We can end up in a box created by rules. The rules are supposed to allow us to move closer to God. Some of the rules seen in ritual can help us to “center down” and experience God. Bowing at a certain time, in some faiths taking your shoes off in a holy space, genuflecting, saying the proper responses can make you part of the experience.
However, some rules that are more related to following Christ’s actions may not be for you. These are not true of all Christian denominations but each denomination has their own set. Rules that keep us from reaching out in compassion to all others by condemning them do not seem to be Christ’s idea. He treated all people with love.
Some ideas block us in and make us feel unworthy: You are not knowledgeable enough. You are not educated enough. You are not holy enough. Most of all you must believe what those around you believe. You must see the same God that they do even though in truth none of us see the same God in our minds. These things keep us in the box.
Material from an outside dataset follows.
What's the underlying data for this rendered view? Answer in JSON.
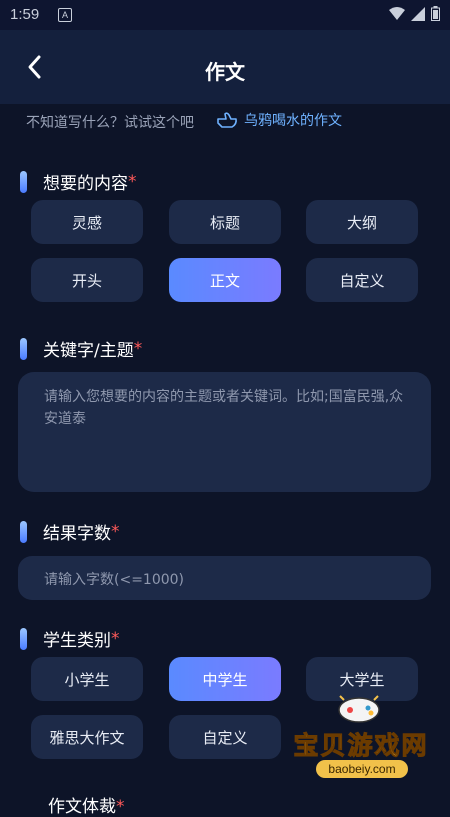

These things can be meaningful if we do them because they move us in an emotional way closer to God. They can make us comfortable. But if we are doing them just to follow the rules then they put us in a box. In the box we must follow the rules in order to be accepted by God but the truth is that we are already accepted by God’s grace. There is nothing we can do to make us perfect enough to reach the level of God. No matter how hard we try.
I don’t remember anywhere in the Bible that Christ told anyone they could not heal or bless. He encouraged his disciples to baptize in the name of the father. He never said anything about forming a church or setting people apart from others. He encouraged us to go and make disciples of ALL. He said we could do all these things on our own. He never said you needed anyone’s permission except that you follow the 2 great commandments; love god, love one another. I will do my best to follow that.
Today it is fashionable to talk about the poor. Unfortunately, it is not fashionable to talk with them. –Mother Teresa
This is so true! Most of us would prefer to avoid the homeless or those begging on our streets. We see them as “less than” us. It’s as if we are concerned about becoming contaminated by them. We have to begin to look through Jesus’ eyes and see them as children of God just like us. Then we will be willing to talk with them.
Suffering is a journey deeper into the heart of life. From the movie The Human Experience
How shallow we can be if we have had very little problems in our lives. We just float through each day wondering why other people seem to struggle so. Compassion for those suffering is hard to grasp since we have nothing to measure it against. Travail in life is not what we would choose. But the fire of its pain brings the beauty of understanding and love for those who suffer.
Compassionate God, you sent you son to suffer and in so doing chose to experience our pain, sorrow, and grief. Help us to use what we have learned in our own trials to ease the path of others.